══ Data for this exercise ══

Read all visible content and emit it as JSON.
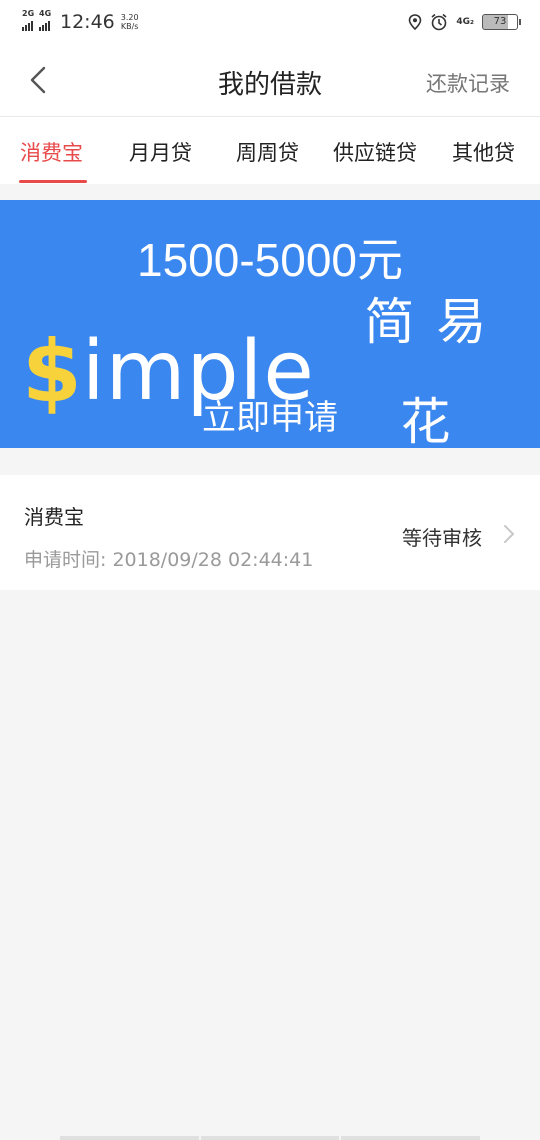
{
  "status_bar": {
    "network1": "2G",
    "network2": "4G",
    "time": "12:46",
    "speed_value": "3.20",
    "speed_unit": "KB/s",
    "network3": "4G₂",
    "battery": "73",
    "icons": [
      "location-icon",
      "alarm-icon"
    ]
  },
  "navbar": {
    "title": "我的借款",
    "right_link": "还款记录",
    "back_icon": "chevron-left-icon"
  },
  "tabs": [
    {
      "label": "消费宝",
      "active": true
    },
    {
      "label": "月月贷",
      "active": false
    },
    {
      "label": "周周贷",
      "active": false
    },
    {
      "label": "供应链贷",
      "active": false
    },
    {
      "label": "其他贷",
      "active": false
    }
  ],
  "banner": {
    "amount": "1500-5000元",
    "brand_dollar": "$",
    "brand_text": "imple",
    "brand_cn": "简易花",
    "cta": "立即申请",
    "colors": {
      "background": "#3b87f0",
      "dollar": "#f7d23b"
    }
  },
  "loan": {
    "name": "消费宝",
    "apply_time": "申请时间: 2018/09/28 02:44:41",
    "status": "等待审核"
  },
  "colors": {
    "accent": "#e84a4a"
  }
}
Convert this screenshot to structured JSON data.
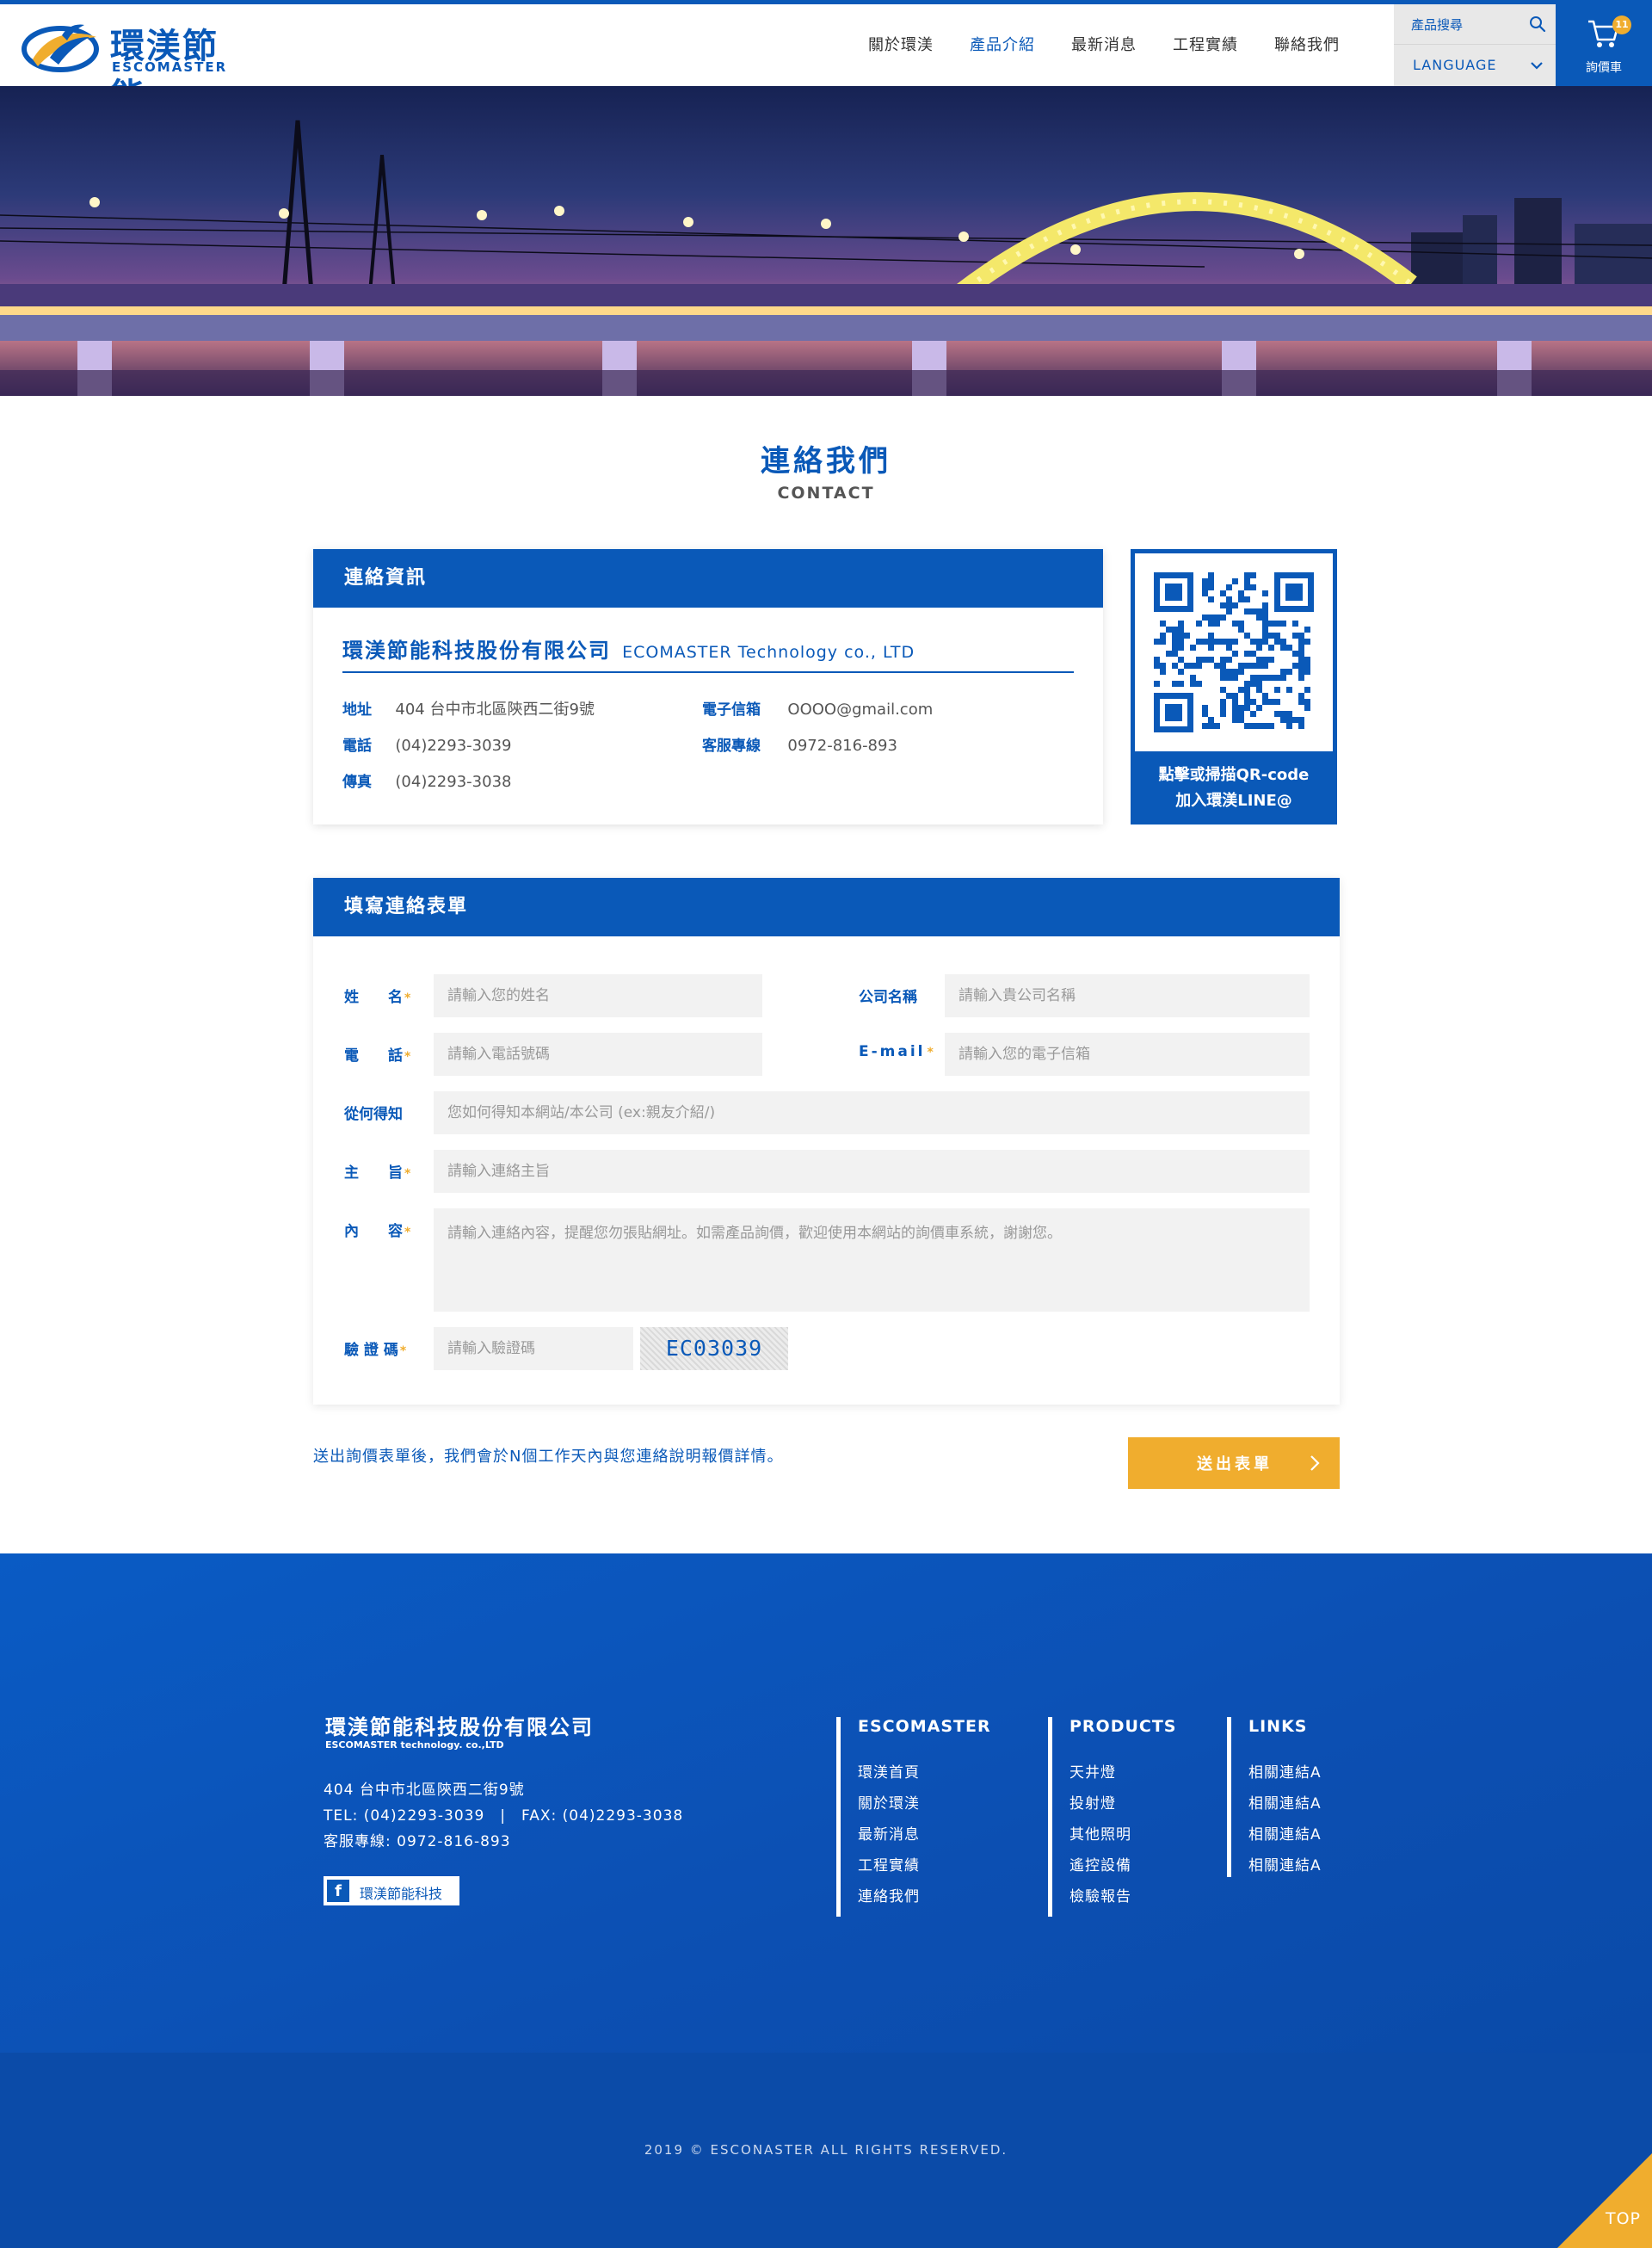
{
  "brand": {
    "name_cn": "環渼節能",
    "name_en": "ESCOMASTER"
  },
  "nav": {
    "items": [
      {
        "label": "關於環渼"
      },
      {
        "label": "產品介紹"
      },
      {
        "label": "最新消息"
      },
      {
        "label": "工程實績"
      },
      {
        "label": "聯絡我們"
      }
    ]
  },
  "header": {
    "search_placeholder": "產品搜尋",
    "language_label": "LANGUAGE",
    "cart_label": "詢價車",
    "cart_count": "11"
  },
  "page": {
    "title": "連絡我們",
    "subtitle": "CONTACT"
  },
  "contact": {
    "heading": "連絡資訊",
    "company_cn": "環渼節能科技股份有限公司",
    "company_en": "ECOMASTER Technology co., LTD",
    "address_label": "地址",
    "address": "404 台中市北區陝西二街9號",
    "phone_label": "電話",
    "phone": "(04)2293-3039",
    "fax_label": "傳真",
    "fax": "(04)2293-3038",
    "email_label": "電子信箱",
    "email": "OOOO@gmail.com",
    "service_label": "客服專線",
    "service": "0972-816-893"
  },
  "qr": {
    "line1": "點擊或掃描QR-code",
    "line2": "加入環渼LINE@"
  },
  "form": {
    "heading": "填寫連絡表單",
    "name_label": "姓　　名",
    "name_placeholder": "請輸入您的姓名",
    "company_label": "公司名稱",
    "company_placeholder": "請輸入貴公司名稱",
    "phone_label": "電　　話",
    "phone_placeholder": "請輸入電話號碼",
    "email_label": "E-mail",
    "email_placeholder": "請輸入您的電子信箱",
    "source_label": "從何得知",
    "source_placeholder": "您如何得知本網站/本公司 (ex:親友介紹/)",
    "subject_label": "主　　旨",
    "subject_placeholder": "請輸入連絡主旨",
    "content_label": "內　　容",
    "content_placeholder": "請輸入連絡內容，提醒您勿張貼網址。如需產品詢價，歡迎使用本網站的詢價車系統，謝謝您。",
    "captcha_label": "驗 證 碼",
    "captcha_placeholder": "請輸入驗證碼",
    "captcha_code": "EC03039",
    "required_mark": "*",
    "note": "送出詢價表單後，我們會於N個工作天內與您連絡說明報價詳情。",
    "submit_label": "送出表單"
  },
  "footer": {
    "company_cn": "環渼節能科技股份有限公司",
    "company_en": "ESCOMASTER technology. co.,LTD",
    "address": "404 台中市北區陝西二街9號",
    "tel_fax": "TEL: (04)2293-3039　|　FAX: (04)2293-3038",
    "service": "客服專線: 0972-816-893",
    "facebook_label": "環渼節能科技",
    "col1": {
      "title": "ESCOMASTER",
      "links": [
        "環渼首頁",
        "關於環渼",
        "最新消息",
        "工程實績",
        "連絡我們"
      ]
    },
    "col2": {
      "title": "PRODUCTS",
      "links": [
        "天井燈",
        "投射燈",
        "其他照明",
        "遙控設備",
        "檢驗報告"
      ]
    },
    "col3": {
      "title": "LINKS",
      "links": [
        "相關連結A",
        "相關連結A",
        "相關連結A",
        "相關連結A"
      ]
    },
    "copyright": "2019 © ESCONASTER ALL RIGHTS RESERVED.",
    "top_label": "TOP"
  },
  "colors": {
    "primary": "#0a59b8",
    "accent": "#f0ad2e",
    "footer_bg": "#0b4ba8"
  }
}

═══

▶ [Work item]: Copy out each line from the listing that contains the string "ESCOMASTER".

▶ [Finished task]:
    "name_en": "ESCOMASTER"
    "company_en": "ESCOMASTER technology. co.,LTD",
      "title": "ESCOMASTER",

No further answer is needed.